A s foreign minister in Hungary during its dramatic overthrow of the Communist order, Gyula Horn probably did more than any other political insider to dismantle the system that gave him privilege and power.
The diminutive diplomat snipped the first hole in the Iron Curtain in 1989, opening Hungary's border with neutral Austria , then shrugged off East Berlin's fury when that symbolic opening became a corridor to freedom for East Germans fleeing a reform-resistant regime.
Now 62 and the newly elected Hungarian prime minister, Horn is sorting through the aftermath of four years of an experimental center-right government and four decades of ruinous rule by his Communist colleagues. He was interviewed by Times correspondents Carol J. Williams and Tyler Marshall in his Budapest offices.
Question. When you were cutting through the fence between Austria and Hungary, what did you expect to be the consequences of that action?
Answer. I hadn't realized that such historical change would come after that, but I was sure of one thing--that life would not go on as it had before. We were strongly criticized for taking that step, by Moscow and by the other countries of the Warsaw Pact. But it was decisive that (then Soviet leader Mikhail S.) Gorbachev and (then Soviet Foreign Minister Eduard A.) Shevardnadze were in control of the Soviet Union's foreign policy at that time, and they were against any kind of intervention.
Q. Did you think that you were taking the first step toward the destruction of the Berlin Wall?
A. I didn't consider that step of mine the first one. . . . It was a kind of process, with two principal aims: We wanted to assert an independent Hungarian foreign policy instead of one that conformed to the standards of the alliance, and secondly, we wanted to emulate the European concept of human rights.
Q. You say that Gorbachev and Shevardnadze's policies allowed Eastern Europe to take these steps. Did you have any prior consultations with the Moscow leadership?

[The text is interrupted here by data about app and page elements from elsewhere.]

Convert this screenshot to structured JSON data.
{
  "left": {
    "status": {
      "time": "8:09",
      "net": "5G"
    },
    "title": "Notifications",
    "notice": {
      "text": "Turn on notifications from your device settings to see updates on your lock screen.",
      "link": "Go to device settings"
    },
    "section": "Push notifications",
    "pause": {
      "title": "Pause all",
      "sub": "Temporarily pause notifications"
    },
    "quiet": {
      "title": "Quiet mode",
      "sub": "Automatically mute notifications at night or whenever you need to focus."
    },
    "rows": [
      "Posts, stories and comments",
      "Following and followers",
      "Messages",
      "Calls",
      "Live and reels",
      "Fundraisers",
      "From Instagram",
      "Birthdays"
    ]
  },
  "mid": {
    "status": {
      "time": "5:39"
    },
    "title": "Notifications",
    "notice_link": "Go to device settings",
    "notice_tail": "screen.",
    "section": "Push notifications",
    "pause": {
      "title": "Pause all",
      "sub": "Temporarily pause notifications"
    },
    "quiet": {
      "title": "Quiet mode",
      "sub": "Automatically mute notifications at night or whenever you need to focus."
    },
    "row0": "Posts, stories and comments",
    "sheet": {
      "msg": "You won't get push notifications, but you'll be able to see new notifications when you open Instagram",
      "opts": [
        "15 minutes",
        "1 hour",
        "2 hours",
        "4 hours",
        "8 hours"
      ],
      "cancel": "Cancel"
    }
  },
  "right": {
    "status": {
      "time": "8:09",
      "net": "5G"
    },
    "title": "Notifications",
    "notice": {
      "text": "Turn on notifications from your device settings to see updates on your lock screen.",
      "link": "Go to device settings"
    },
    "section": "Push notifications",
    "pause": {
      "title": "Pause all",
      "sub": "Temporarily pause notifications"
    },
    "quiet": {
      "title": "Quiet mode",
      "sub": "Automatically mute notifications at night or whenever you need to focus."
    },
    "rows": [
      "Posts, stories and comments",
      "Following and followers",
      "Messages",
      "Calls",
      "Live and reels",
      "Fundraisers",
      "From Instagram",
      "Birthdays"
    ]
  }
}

A. Never. . . . We did not want to put the Soviet leadership into the position of having to determine the balance of justice in such matters as our opening of the borders to allow movement of tourists from the GDR (East Germany). We said we were doing this as a sovereign step and that it had nothing to do with the Warsaw Pact. That made it easier for Gorbachev and Shevardnadze, as they were already under pressure from orthodox Communist hard-liners for allowing other relaxations of foreign policy.
Concerning what the past five years has brought, we hadn't expected that getting rid of the aftermath of Stalinism would be so difficult. It will take many long years. It was relatively easy to create a multi-party system, to declare a Western orientation and to take on other important political issues. But we did not realize what a terrible economic situation we inherited from the former regime. . . .
We have also been unfavorably affected by recession in the West, which is only now starting to ease. Developments in the European Union have also had some difficult consequences for us. Western Europe has been in a process of transition as well, with the implementation of the Maastricht Treaty, which has diverted attention from our region.
Q. Has the West lived up to the promises it made at the time of the revolution?
A. The West did not promise anything. The West did not say that, if Hungary makes this turn, we will be rewarded. So I am not disappointed. . . . I do, however, think better cooperation is needed. The West was not prepared for a lot of things that have happened, first of all that new wars could burst out in this region. The nationalist conflict in Yugoslavia has been a big challenge for the West, a very difficult challenge, and its responses have been quite soft.
Secondly, the West doesn't seem to have expected such big migrations as have occurred, and it can't respond to this simply by closing borders. . . .
Thirdly . . . a kind of security vacuum has formed. I support the idea of the Partnership for Peace . . . but it does not substitute for the need our countries have for either NATO membership or some security guarantees. . . .
Finally, in the matter of economic and social relations, a list of requirements should be set out to explain what Hungary . . . must do to join the European Union.
Q. With all the realities you know of now, what do you expect your children's and grandchildren's Hungary to be like? Will their Hungary fit into Europe?
A. Hungary . . . is in a unique position as the only country that has huge minorities living in its neighboring countries. And this is a sensitive situation now because almost nowhere are the rights of these minorities fully respected. . . . That is why European integration is so important for Hungary, as this would reduce the tension. . . . Within a European Union, the problems associated with borders would be neutralized. . . . The future presents us a mixed picture. It doesn't look too much better for our children right now, but maybe for our grandchildren.